** Data for this task follows **

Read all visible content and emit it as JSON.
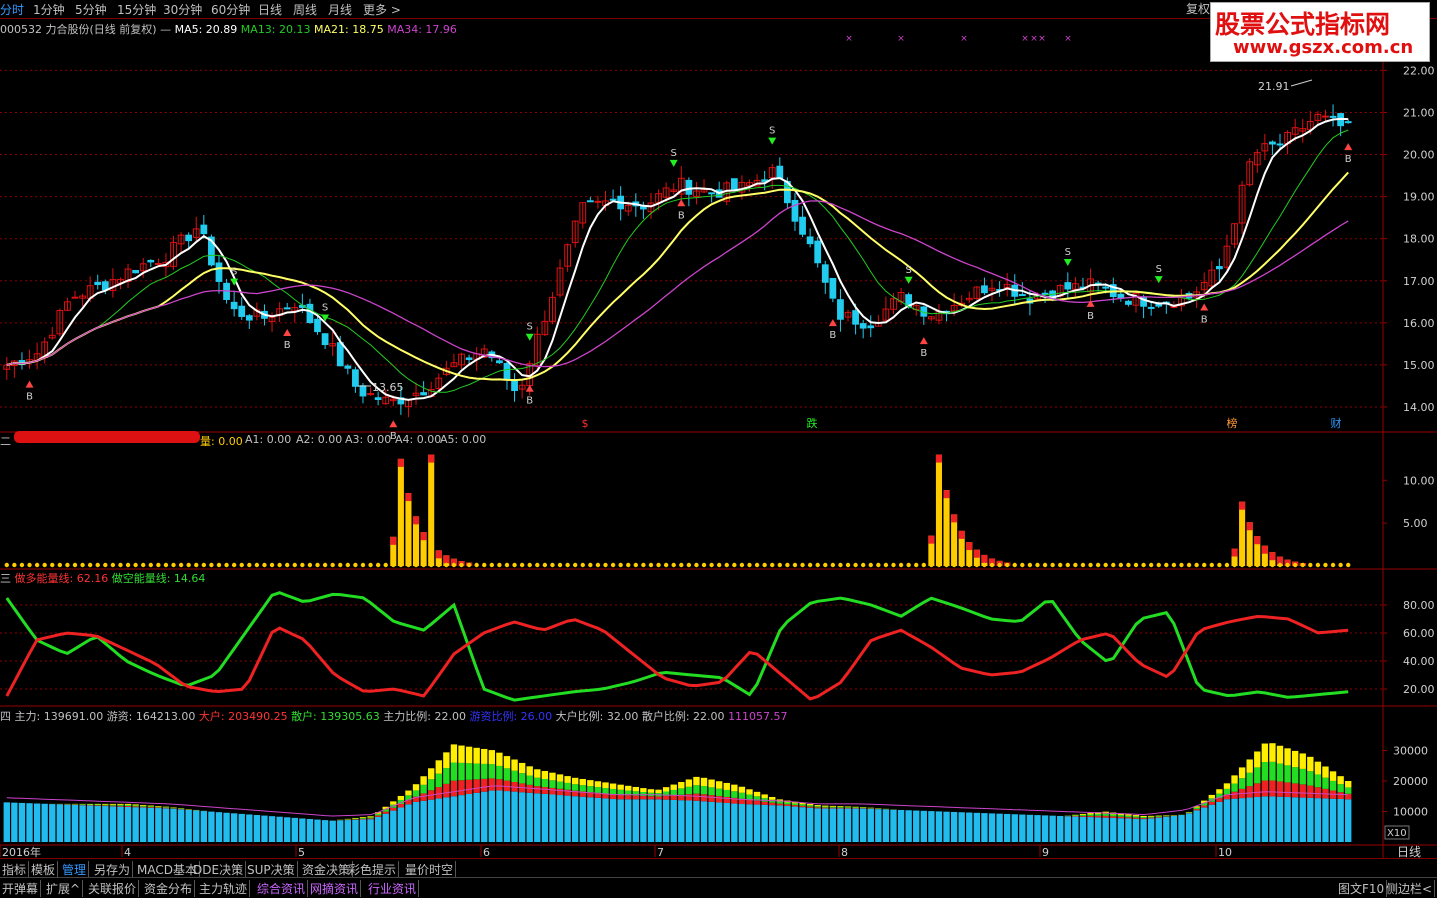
{
  "top_tabs": [
    "分时",
    "1分钟",
    "5分钟",
    "15分钟",
    "30分钟",
    "60分钟",
    "日线",
    "周线",
    "月线",
    "更多 >"
  ],
  "fq_button": "复权",
  "watermark": {
    "cn": "股票公式指标网",
    "url": "www.gszx.com.cn"
  },
  "panel1": {
    "title": "000532 力合股份(日线 前复权) —",
    "ma": [
      {
        "label": "MA5: 20.89",
        "color": "#ffffff"
      },
      {
        "label": "MA13: 20.13",
        "color": "#22cc22"
      },
      {
        "label": "MA21: 18.75",
        "color": "#ffff66"
      },
      {
        "label": "MA34: 17.96",
        "color": "#cc44cc"
      }
    ],
    "y_ticks": [
      "22.00",
      "21.00",
      "20.00",
      "19.00",
      "18.00",
      "17.00",
      "16.00",
      "15.00",
      "14.00"
    ],
    "high_label": "21.91",
    "low_label": "13.65",
    "events": [
      "$",
      "跌",
      "榜",
      "财"
    ]
  },
  "panel2": {
    "title_prefix": "二",
    "labels": [
      "量: 0.00",
      "A1: 0.00",
      "A2: 0.00",
      "A3: 0.00",
      "A4: 0.00",
      "A5: 0.00"
    ],
    "y_ticks": [
      "10.00",
      "5.00"
    ]
  },
  "panel3": {
    "title_prefix": "三",
    "bull_label": "做多能量线: 62.16",
    "bear_label": "做空能量线: 14.64",
    "y_ticks": [
      "80.00",
      "60.00",
      "40.00",
      "20.00"
    ]
  },
  "panel4": {
    "title_prefix": "四",
    "labels": [
      {
        "text": "主力: 139691.00",
        "color": "#c0c0c0"
      },
      {
        "text": "游资: 164213.00",
        "color": "#c0c0c0"
      },
      {
        "text": "大户: 203490.25",
        "color": "#ff3333"
      },
      {
        "text": "散户: 139305.63",
        "color": "#33dd33"
      },
      {
        "text": "主力比例: 22.00",
        "color": "#c0c0c0"
      },
      {
        "text": "游资比例: 26.00",
        "color": "#3333ff"
      },
      {
        "text": "大户比例: 32.00",
        "color": "#c0c0c0"
      },
      {
        "text": "散户比例: 22.00",
        "color": "#c0c0c0"
      },
      {
        "text": "111057.57",
        "color": "#cc44cc"
      }
    ],
    "y_ticks": [
      "30000",
      "20000",
      "10000"
    ],
    "scale": "X10"
  },
  "x_axis": {
    "labels": [
      "2016年",
      "4",
      "5",
      "6",
      "7",
      "8",
      "9",
      "10"
    ],
    "period": "日线"
  },
  "toolbar": [
    "指标",
    "模板",
    "管理",
    "另存为",
    "MACD基本",
    "DDE决策",
    "SUP决策",
    "资金决策",
    "彩色提示",
    "量价时空"
  ],
  "bottom_bar": [
    "开弹幕",
    "扩展^",
    "关联报价",
    "资金分布",
    "主力轨迹",
    "综合资讯",
    "网摘资讯",
    "行业资讯"
  ],
  "bottom_right": [
    "图文F10",
    "侧边栏<"
  ],
  "signals": {
    "buy": "B",
    "sell": "S"
  },
  "colors": {
    "up": "#dd1111",
    "down": "#22ccee",
    "grid": "#8b0000",
    "ma5": "#ffffff",
    "ma13": "#22cc22",
    "ma21": "#ffff66",
    "ma34": "#cc44cc"
  },
  "chart_data": [
    {
      "type": "candlestick",
      "title": "000532 力合股份(日线 前复权)",
      "ylim": [
        13.5,
        22.2
      ],
      "x_labels": [
        "2016年",
        "4",
        "5",
        "6",
        "7",
        "8",
        "9",
        "10"
      ],
      "close_path": [
        15.0,
        15.3,
        16.6,
        16.9,
        17.3,
        17.6,
        18.3,
        16.3,
        16.1,
        16.5,
        15.6,
        14.4,
        14.1,
        14.4,
        15.0,
        15.4,
        14.3,
        16.5,
        18.7,
        18.9,
        18.8,
        19.3,
        19.1,
        19.2,
        19.6,
        18.1,
        16.2,
        16.0,
        16.6,
        16.2,
        16.6,
        17.0,
        16.6,
        16.8,
        16.9,
        16.6,
        16.5,
        16.6,
        17.3,
        20.0,
        20.3,
        20.9,
        20.6
      ],
      "buy_signals": 10,
      "sell_signals": 8
    },
    {
      "type": "bar",
      "name": "量",
      "ylim": [
        0,
        14
      ],
      "series": [
        {
          "name": "量",
          "peaks": [
            12.5,
            13.0,
            7.5
          ]
        }
      ]
    },
    {
      "type": "line",
      "ylim": [
        10,
        95
      ],
      "series": [
        {
          "name": "做多能量线",
          "last": 62.16
        },
        {
          "name": "做空能量线",
          "last": 14.64
        }
      ]
    },
    {
      "type": "bar",
      "ylim": [
        0,
        40000
      ],
      "series": [
        {
          "name": "主力",
          "last": 139691.0
        },
        {
          "name": "游资",
          "last": 164213.0
        },
        {
          "name": "大户",
          "last": 203490.25
        },
        {
          "name": "散户",
          "last": 139305.63
        }
      ]
    }
  ]
}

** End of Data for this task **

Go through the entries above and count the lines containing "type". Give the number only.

4